The U.S. Congress passed the Uniform Services Employment and Reemployment Rights Act in 1994. Congress based the act on the “necessary and proper” clause of Article I, Section 8 of the U.S. Constitution. That means, said the Corpus Christi court of appeals, that the act did not waive sovereign immunity of the states. See Texas Dept. of Public Safety v. Torres, No. 17-000659 (Tex.App. Corpus Christi 11/20/2018). All governments, state and federal, start with sovereign immunity. Governments start from a default position that they cannot be sued. Over the couple hundred years of our existence, various state and federal laws have been passed which expressly waive sovereign immunity. That is, those statutes expressly provided the government could be sued in certain circumstances. See the decision by the Corpus Christi court of appeals here.

But, according to various courts, including the Corpus Christi court of appeals, the USERRA did not waive state law immunity. That means Leroy Torres’ lawsuit was dismissed before the merits of his lawsuit could even be addressed. See the San Antonio Express News report about his appeal here. Mr. Torres suffered discrimination by his employer, the Department of Public Safety, when he returned from a deployment to Iraq. He lived near the burn pits and his health suffered. Upon his return, he asked for an accommodation. DPS told him no. He was forced to resign early, before he could qualify for retirement. He filed suit in state court under the USERRA. That suit was dismissed.

The Attorney General’s Office defended the lawsuit. The AG filed a motion to dismiss. Ken Paxton’s office did not have to file that motion. On appeal, the AG has been arguing that there is a state law equivalent statute. Chap. 437 of the Texas Government Code allows members of the military to sue for discrimination based on membership in the military. But, the time frame for filing that suit is very brief, only 60 days. Too, the state law is simply not known, at all. I practice employment law and have served in the military for 28 years. I have never heard of this state law before. Some states, such as Tennessee, have passed laws which expressly state they are waiving state law immunity for the USERRA act. If Texas wants to support veterans, it should do the same.

Sixty days is remarkably short. Victims of discrimination often suffer from delibitating depression that prevents a quick response. It is not realistic to expect many victims of discrimination to file suit within 60 days of a termination.

Mr. Torres has appealed his case to the Texas Supreme Court. But, the Texas Supreme Court is notoriously anti-plaintiff. At least one plaintiff has already sought a writ of certiorari from the U.S. Supreme Court regarding this issue and was turned down. Some ten percent of state workers serve in the Reserve forces, and another ten percent serve in local governments. I know from my own experience in the Reserves and National Guard that a very large percentage of Reservists and Guardsmen are employees of state and local governments. These court rulings by the Corpus Christi court of appeals and others virtually guarantee that state and local government employees will have no recourse when they suffer discrimination. Texas should do what Tennessee did, pass a law that expressly waives state immunity for the USERRA act.
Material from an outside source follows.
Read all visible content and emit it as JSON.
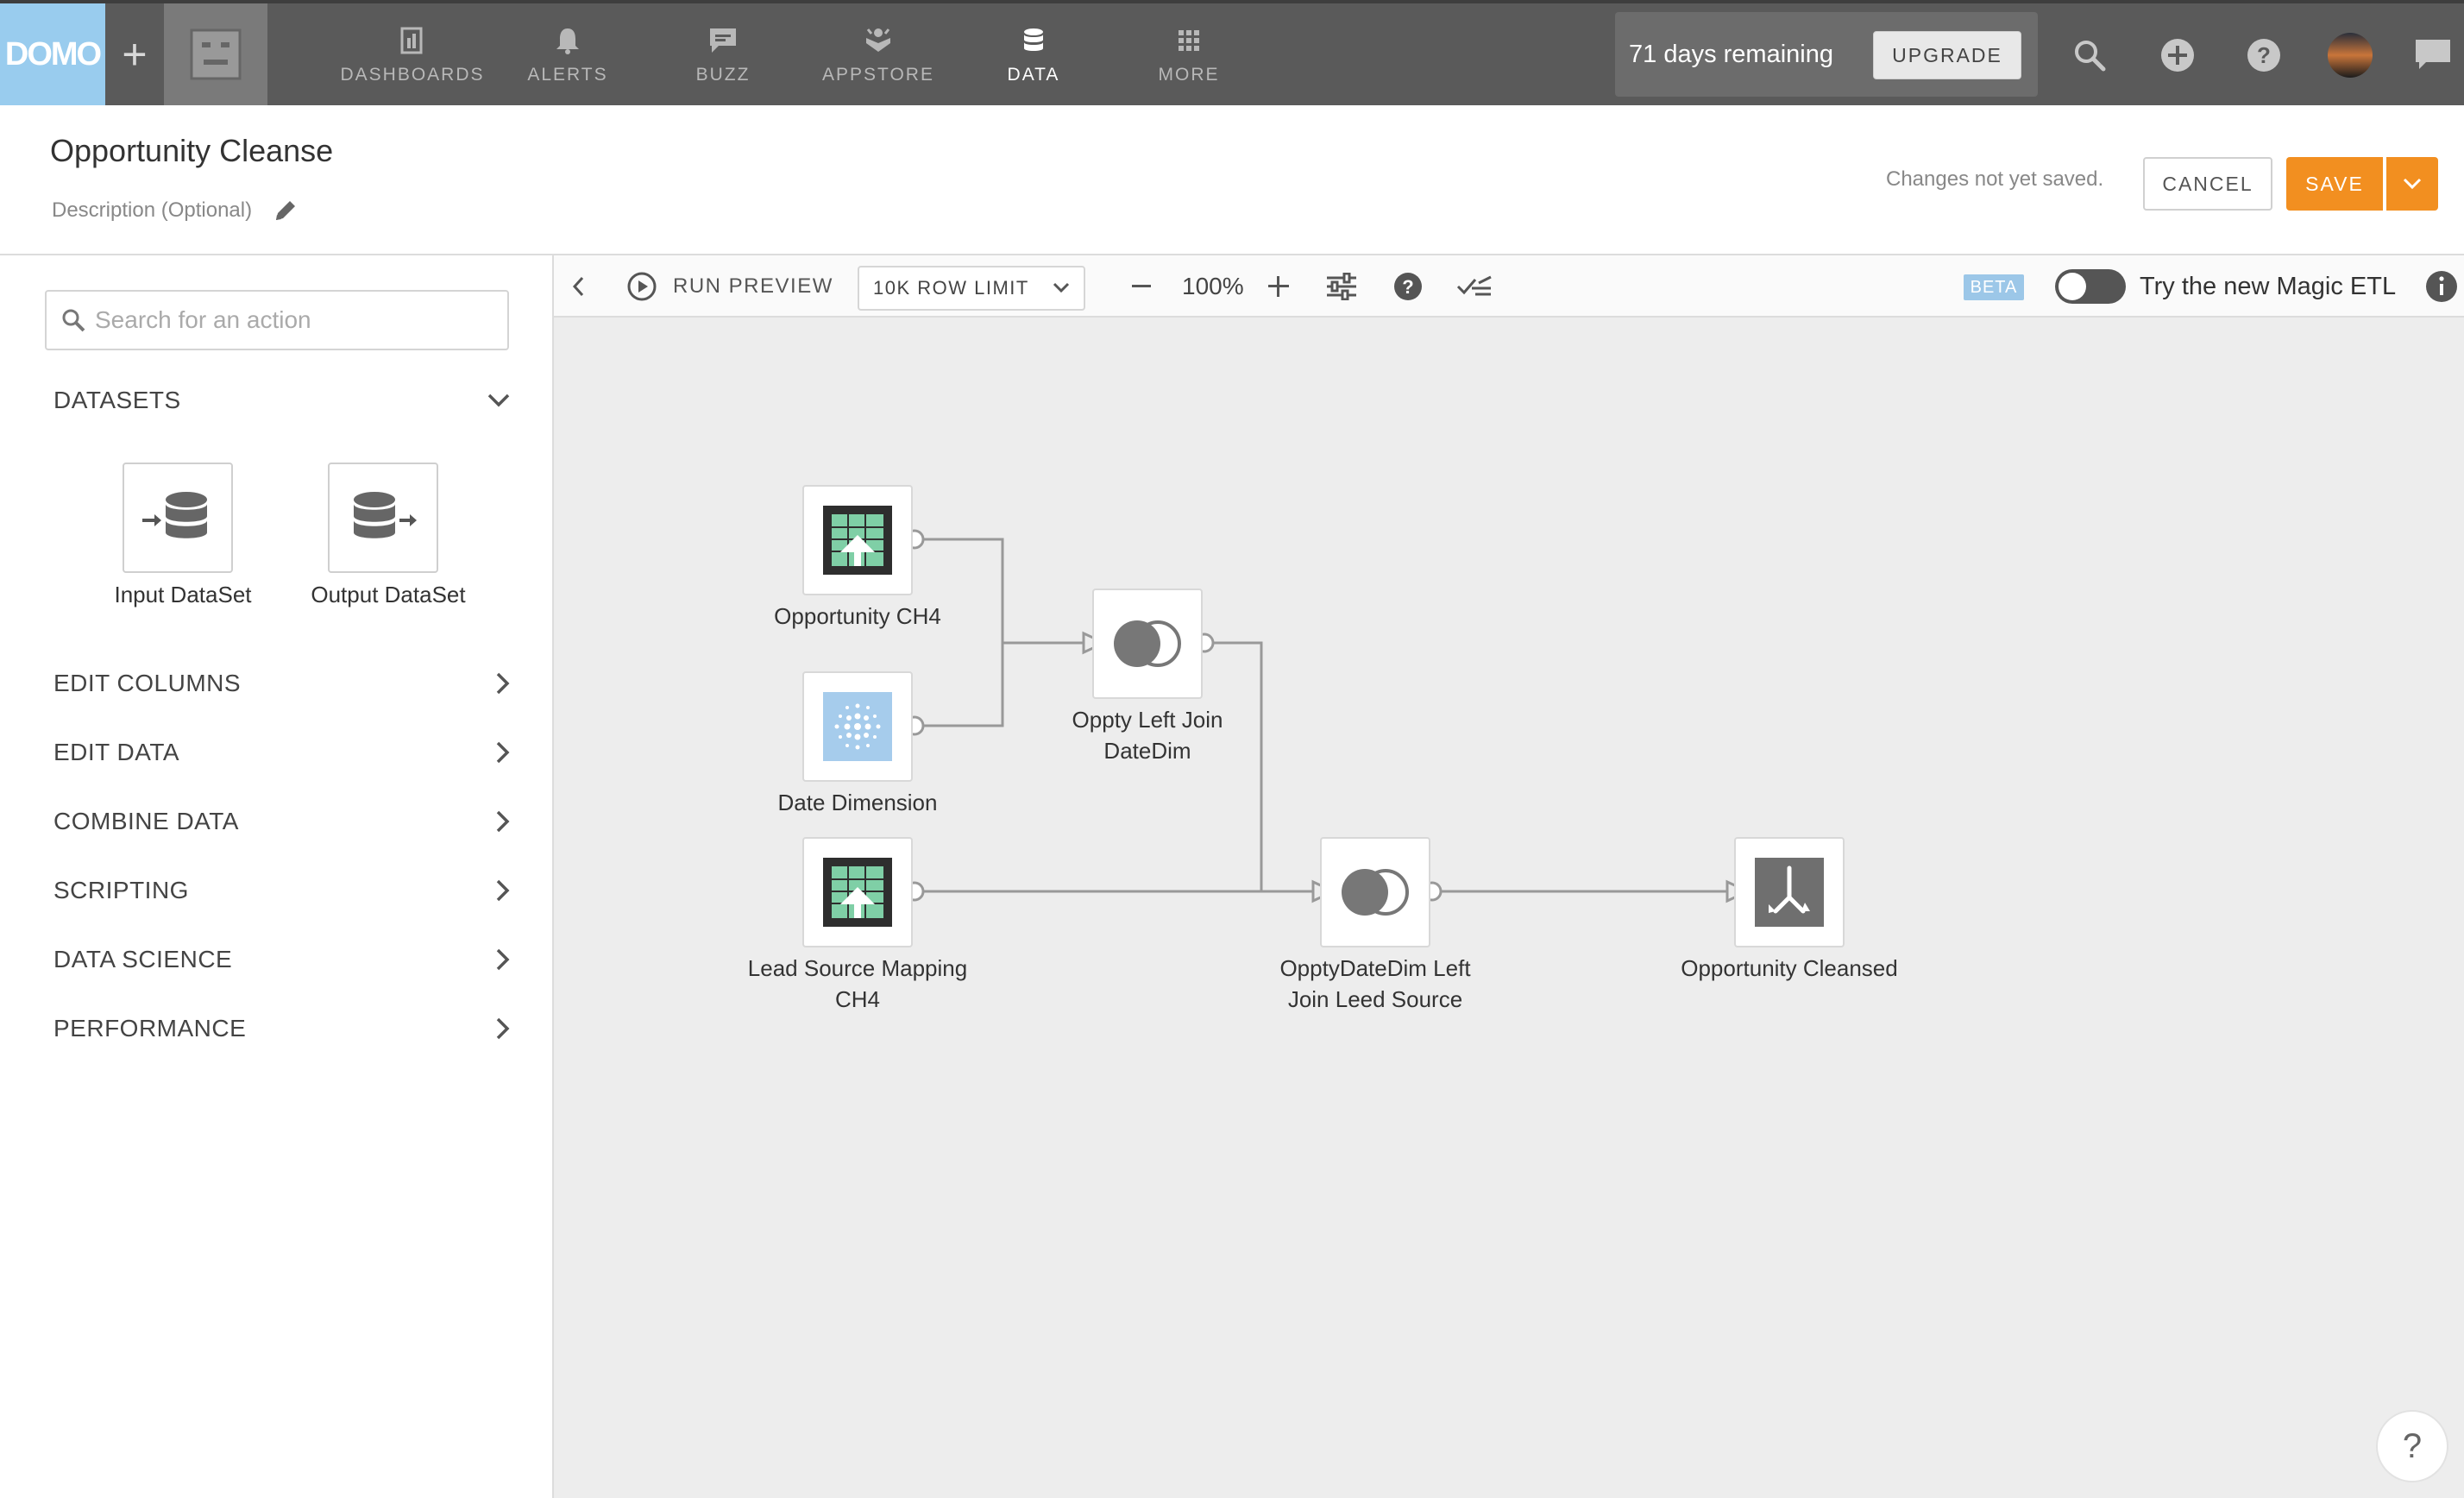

And, really, the AG does not need to file motions to dismiss based on sovereign immunity. Many persons say they support veterans. Some of those folks actually mean it.